▸ **EXERCISE BRIEF**:
Please report how many lines in these records contain the string "iPhone", and give nothing besides the number.

▸ **DATASET CONTENT**:
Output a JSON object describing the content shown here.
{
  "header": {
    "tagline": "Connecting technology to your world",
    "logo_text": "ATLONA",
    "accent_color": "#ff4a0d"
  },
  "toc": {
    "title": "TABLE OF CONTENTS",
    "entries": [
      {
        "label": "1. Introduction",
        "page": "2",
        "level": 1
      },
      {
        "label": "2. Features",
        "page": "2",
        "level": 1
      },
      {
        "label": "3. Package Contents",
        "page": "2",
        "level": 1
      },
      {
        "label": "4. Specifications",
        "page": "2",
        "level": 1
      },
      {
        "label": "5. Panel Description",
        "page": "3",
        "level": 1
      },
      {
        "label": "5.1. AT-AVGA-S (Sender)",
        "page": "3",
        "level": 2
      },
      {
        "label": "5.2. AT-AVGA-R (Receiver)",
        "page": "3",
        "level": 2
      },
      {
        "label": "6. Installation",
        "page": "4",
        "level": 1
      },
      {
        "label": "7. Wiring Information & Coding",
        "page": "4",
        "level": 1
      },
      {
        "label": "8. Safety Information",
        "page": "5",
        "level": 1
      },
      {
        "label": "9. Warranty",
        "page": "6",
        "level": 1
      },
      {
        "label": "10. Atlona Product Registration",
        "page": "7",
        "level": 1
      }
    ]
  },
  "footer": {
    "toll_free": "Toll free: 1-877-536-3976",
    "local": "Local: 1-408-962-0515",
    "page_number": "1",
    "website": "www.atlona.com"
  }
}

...

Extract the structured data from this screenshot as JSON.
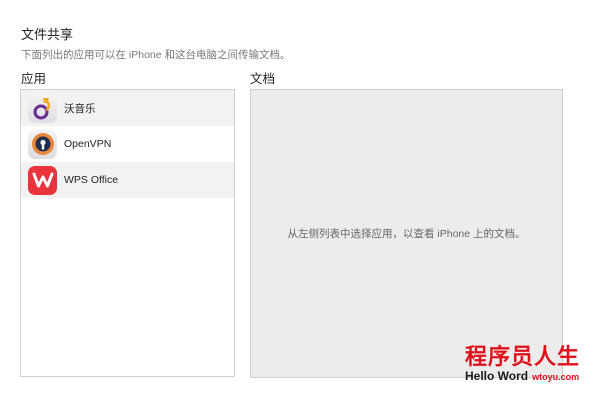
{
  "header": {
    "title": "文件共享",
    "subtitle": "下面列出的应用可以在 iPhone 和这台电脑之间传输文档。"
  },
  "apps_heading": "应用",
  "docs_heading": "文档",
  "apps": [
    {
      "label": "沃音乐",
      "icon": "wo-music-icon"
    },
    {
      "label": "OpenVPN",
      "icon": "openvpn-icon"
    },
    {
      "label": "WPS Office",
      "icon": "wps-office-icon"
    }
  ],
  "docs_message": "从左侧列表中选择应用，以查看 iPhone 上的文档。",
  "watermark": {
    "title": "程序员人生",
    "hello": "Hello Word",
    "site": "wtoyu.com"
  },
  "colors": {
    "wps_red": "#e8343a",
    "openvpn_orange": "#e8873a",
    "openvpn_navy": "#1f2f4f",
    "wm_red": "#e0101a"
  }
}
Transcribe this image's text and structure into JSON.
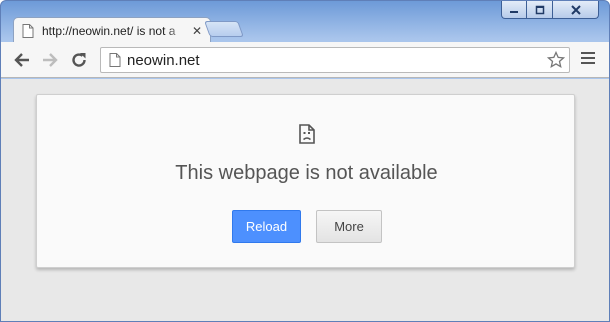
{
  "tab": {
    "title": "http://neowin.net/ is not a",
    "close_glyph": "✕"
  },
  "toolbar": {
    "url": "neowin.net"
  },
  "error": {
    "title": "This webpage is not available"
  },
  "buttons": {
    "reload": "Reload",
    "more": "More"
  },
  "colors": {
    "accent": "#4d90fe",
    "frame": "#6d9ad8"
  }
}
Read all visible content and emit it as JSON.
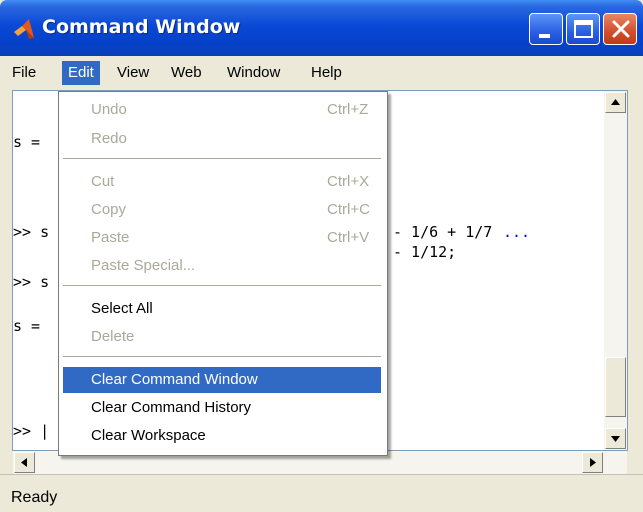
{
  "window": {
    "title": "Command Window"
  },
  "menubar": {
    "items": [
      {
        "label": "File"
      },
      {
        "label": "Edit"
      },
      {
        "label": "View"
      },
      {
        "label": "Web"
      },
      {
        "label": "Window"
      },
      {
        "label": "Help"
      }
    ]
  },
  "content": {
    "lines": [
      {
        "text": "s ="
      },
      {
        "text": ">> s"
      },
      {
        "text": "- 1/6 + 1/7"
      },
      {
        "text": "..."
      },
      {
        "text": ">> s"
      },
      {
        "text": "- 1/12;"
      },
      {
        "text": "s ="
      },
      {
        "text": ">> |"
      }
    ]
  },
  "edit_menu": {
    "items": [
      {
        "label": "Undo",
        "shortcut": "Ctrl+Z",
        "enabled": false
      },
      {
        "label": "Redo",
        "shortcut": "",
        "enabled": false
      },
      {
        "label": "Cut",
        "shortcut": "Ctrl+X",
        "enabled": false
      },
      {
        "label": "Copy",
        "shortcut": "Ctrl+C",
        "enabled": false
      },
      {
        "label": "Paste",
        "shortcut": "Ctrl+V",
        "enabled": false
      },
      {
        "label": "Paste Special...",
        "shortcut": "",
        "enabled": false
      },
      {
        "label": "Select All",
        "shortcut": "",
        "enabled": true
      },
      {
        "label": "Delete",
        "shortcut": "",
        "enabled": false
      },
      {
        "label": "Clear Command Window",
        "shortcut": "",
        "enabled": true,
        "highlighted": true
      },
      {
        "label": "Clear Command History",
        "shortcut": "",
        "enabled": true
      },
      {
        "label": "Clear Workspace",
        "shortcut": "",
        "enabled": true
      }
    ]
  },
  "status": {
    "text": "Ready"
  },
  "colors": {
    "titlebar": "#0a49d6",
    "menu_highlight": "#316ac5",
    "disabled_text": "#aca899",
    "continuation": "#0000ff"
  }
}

▸ **TASK SOLUTION**:
2